  1. This is one of my favorite books. So crazy the great Tim Ferriss covered this obscure book right now….. I actually just covered this on my podcast as well, a few days before Tim without knowing it.

    Just like dingos and dogs have 4 legs but are unrelated, great minds think alike. Really liked this episode sir.

  2. Really interesting podcast episode!
    Just a little fact checking note: Nelson Mandela was actually imprisoned for 27 years, not just 17, which makes his resilience all the more remarkable.
    In any case, it doesn’t really matter for the flow of this conversation.
    I loved how long and detailed this episode was, and how eloquently Richard Koch speaks about his own path.

  3. Gotta be honest here, I felt like this was more 2 hour commercial for his new book. Also can’t get behind his assumption based research regarding successful figures in history. One of the very few misses for the podcast.

  4. A Shakespeare quote comes to mind during part of this podcast: “They say, best men are moulded out of faults, And, for the most, become much more the better For being a little bad”.

  5. What a productive interview, Tim Ferris! Richard Koch is undoubtedly a genius with all the factors in his new book to have made him successful but he also made it clear any of us can get there via a mentor or 10,000 hours at our craft or business venture. His journaling and inventory of his own 20 percent of time spent on most productive time was a reminder to practice taking our own inventory and refining our road to meeting our goals. Can’t wait for his new book.

  6. Really good and inspiring podcast. Any chance you could cover “the benefits of journaling“ in more depth in another podcast”? Liked the part where you and Richard described how you integrate it in your life.
    Thanks,
    Pascal

  7. Ok this conversation was BRILLIANT, just like the two minds of Tim & Richard.

    Richard is the perfect example of having an upper right brained thinking preference i.e. using abstract concepts, big visions, connecting disparate concepts, etc. as a means to perform logical analysis. Frequently, logical analysis is a numerical and qualitative thinking style, and I LOST IT when Richard explained he wasn’t good with numbers and then dug into this topic.

    This type of conceptual logical analysis is rarely discussed and I’m pretty obsessed with this theme– I love it. It’s deep, inspiring, and fascinating!

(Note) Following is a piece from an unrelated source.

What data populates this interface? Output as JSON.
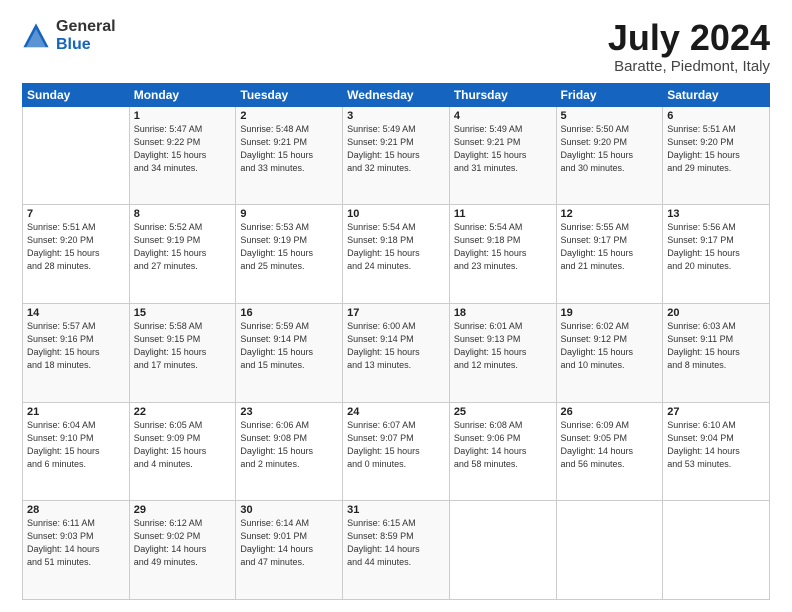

    Thank you Richard for your insights & vision!
    Thank you Tim for drawing them out in your most excellent long form!

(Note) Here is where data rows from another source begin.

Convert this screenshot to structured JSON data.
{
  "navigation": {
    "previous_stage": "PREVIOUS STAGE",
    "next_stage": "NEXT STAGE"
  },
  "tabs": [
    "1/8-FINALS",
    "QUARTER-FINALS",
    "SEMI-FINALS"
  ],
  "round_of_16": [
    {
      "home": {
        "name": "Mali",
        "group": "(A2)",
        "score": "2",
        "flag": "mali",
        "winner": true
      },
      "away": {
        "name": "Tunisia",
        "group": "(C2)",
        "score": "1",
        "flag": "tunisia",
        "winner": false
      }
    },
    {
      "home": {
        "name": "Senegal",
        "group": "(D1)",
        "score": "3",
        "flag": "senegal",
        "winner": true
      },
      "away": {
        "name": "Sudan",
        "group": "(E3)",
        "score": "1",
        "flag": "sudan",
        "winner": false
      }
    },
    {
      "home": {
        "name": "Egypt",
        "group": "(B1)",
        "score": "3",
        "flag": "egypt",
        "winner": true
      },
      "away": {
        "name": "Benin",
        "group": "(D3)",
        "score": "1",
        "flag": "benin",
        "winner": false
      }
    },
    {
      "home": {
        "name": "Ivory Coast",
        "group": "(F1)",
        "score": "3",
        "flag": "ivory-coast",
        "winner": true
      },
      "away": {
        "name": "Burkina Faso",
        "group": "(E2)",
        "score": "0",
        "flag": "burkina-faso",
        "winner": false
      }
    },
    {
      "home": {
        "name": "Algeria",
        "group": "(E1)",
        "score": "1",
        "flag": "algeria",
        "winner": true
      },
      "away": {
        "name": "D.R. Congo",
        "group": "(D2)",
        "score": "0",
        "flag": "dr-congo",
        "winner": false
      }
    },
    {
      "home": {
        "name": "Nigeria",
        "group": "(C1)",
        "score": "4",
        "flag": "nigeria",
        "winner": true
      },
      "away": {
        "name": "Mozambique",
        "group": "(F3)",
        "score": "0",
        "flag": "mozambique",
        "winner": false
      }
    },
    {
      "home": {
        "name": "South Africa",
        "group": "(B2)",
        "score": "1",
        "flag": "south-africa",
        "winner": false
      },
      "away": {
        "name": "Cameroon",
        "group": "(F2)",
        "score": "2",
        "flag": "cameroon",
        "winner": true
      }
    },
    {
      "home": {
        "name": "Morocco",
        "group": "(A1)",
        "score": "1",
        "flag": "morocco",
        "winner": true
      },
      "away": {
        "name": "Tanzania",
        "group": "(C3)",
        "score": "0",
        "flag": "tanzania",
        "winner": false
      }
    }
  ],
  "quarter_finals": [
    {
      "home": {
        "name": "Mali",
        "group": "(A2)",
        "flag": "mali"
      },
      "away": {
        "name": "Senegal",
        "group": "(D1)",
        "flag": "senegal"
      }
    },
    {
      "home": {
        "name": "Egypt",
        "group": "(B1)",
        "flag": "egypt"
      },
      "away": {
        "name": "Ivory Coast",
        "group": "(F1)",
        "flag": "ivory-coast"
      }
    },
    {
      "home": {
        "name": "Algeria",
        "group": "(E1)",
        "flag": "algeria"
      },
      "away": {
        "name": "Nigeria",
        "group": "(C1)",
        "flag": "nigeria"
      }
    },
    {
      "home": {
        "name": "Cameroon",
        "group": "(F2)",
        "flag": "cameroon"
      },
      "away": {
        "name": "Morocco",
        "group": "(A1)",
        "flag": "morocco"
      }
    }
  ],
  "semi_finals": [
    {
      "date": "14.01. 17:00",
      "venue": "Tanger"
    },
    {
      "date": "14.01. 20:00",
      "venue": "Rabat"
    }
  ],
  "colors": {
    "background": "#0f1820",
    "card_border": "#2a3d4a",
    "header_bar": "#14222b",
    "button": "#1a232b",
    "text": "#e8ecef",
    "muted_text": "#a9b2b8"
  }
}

    About 3/4 way through, I pulled over in my car, called my nearest bookstores to check stock, then went straight to buy Richard’s new book.

    En route I decided that I will start a revolution using Richard’s 9 key principles. [Yes, very ridiculous, I agree]

    THEN I got to the part where Tim suggested Richard run the competition to see if others could implement the 9 themes to achieve unreasonable success. Don’t worry, I don’t need a competition. I’m just going to do it!

    Time will reveal all! What an episode.

  8. Hi Tim, just wanted to say that I “re-discovered” your content again recently (I’ve been following your content on-and-off since 2007 when the 4-hour work week came out) and thoroughly enjoyed this interview with Richard Koch. I’ve always been more qualitative rather than quantitative and felt “handicapped” that I wasn’t good with numbers even though I really enjoyed learning about businesses, investments and strategy. I also recently questioned whether I had the aptitude for investments, businesses and strategy because I wasn’t too good with numbers. Am very heartened and encouraged by this and feel like I can too carve out a niche for myself.

    Have gone down the rabbit hole of reading Richard’s books and have replayed this podcast one too many times.

    Thanks for this!!